Material for the task >>
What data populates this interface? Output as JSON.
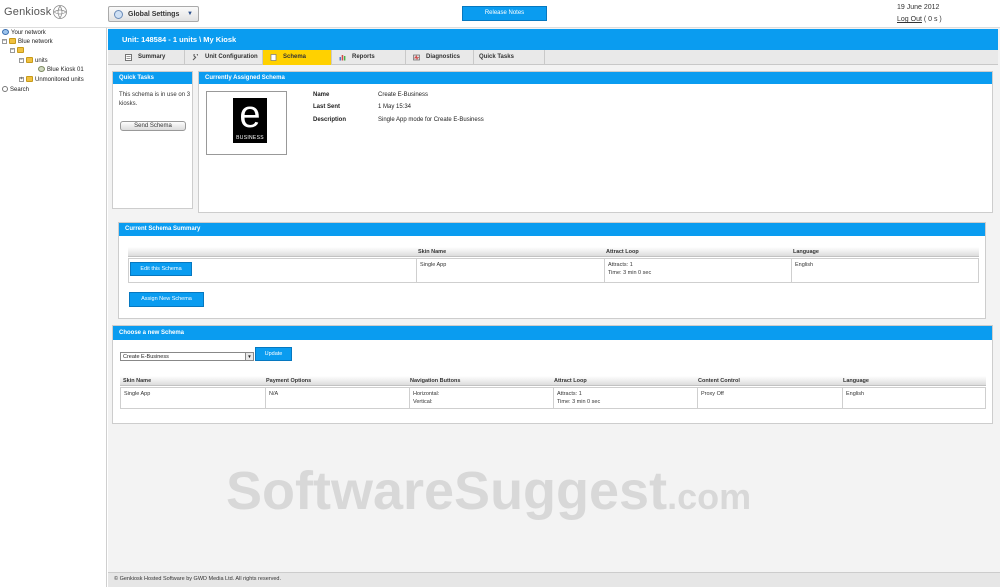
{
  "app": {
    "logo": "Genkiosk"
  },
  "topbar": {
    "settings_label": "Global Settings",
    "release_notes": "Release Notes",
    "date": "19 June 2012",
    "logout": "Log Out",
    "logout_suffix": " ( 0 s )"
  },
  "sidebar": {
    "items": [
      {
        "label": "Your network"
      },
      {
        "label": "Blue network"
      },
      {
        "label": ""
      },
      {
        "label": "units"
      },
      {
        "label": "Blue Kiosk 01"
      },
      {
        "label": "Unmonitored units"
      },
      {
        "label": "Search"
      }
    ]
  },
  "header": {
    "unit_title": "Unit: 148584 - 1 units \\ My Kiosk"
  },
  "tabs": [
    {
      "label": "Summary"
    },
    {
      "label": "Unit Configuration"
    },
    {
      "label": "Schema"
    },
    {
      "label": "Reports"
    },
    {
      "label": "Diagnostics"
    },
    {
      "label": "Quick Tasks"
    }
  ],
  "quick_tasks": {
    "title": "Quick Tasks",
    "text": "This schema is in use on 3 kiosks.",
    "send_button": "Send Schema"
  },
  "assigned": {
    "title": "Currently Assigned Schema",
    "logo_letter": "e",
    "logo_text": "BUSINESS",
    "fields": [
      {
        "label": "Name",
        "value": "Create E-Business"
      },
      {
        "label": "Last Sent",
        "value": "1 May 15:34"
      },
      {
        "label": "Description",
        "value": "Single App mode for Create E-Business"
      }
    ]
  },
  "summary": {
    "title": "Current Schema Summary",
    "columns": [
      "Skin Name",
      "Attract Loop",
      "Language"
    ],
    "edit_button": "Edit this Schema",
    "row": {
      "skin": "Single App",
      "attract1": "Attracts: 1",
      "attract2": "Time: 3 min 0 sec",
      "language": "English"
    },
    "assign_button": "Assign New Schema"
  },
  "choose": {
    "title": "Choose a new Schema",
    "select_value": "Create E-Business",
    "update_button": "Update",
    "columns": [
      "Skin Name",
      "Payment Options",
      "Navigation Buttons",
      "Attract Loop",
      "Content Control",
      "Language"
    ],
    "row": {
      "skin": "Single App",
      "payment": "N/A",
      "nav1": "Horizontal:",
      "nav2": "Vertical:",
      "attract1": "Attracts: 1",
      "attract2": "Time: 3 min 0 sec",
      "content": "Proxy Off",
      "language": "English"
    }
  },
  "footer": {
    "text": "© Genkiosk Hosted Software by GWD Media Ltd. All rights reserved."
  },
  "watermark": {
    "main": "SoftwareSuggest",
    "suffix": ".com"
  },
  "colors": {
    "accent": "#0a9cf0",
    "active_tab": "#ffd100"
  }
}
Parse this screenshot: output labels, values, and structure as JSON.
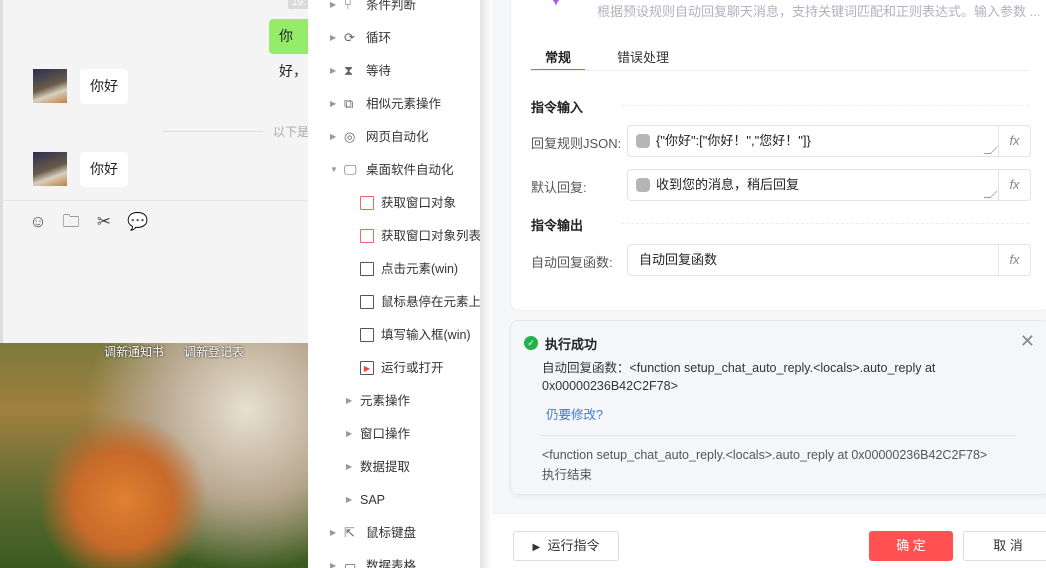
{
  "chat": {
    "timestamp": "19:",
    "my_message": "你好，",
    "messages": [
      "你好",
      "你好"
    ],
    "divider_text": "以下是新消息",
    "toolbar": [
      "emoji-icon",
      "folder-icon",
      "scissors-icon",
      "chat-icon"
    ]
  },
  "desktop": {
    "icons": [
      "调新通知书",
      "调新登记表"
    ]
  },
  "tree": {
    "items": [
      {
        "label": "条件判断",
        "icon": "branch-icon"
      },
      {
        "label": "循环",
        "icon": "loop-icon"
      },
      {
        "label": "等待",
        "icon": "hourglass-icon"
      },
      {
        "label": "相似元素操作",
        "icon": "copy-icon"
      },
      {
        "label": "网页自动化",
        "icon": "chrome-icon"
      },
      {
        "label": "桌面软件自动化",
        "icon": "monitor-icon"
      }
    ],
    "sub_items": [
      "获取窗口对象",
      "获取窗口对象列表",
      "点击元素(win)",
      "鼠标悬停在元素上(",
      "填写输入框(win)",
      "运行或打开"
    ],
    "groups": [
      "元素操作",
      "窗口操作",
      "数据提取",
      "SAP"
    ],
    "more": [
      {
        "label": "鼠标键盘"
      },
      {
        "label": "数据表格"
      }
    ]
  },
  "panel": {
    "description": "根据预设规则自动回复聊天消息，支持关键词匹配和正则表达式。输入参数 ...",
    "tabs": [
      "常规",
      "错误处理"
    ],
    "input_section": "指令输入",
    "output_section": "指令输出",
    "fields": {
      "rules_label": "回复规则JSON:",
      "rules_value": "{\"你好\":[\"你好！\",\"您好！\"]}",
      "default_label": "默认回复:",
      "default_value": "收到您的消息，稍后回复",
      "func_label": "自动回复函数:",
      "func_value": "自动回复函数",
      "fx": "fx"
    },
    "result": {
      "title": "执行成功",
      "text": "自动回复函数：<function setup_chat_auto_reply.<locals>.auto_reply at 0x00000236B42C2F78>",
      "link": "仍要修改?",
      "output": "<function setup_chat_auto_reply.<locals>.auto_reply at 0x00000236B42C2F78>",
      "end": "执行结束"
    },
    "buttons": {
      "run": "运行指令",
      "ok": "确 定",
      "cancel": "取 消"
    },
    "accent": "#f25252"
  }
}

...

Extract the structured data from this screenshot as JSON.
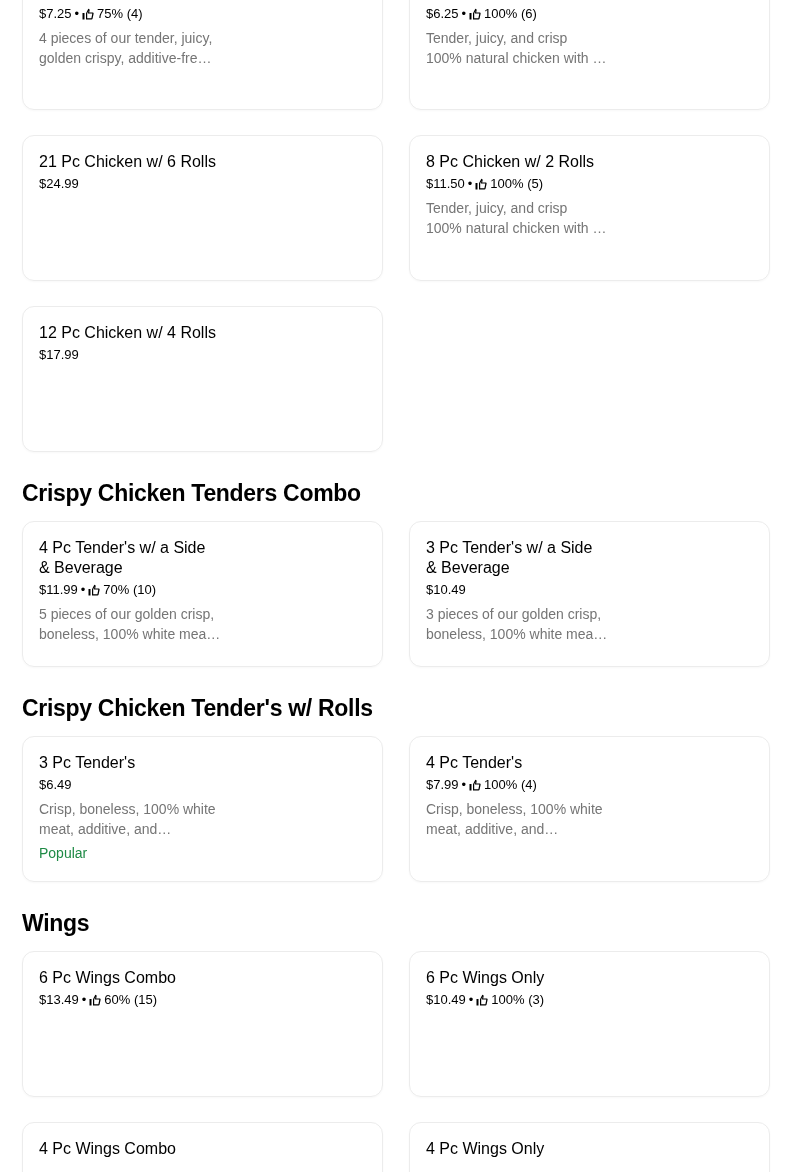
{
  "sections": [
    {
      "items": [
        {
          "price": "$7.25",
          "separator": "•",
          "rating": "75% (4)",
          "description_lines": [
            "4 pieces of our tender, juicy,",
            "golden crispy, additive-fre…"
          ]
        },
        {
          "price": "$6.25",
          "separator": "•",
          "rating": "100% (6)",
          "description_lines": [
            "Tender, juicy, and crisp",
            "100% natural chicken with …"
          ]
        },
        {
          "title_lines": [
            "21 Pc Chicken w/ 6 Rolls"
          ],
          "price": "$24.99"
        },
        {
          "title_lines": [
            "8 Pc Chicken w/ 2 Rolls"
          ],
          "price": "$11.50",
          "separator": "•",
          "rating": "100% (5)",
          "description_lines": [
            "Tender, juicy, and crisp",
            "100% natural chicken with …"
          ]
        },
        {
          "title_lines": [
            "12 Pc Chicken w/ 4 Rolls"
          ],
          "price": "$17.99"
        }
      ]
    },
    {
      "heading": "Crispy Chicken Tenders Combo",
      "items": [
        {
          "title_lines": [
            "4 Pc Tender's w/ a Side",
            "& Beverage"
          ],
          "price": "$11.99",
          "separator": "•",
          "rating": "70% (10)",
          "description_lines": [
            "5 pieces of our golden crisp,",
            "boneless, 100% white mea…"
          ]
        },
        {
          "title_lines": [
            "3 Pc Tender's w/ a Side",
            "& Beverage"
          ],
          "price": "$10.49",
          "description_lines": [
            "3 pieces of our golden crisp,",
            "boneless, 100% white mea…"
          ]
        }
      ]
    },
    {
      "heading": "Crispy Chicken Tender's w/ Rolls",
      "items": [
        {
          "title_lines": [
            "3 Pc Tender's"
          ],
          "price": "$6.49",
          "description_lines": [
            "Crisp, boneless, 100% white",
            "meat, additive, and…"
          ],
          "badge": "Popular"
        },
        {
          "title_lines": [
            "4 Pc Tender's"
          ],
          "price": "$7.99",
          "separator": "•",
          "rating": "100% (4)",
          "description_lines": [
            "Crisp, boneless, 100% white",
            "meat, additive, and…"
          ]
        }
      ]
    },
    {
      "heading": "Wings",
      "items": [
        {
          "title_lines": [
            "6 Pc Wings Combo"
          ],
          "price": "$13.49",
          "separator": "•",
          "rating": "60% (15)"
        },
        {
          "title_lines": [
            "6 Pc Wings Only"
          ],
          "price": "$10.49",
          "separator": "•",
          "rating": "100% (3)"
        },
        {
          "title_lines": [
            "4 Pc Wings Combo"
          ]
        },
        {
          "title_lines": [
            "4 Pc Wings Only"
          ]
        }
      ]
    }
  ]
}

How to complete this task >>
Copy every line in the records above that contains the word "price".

Written solution >>
          "price": "$7.25",
          "price": "$6.25",
          "price": "$24.99"
          "price": "$11.50",
          "price": "$17.99"
          "price": "$11.99",
          "price": "$10.49",
          "price": "$6.49",
          "price": "$7.99",
          "price": "$13.49",
          "price": "$10.49",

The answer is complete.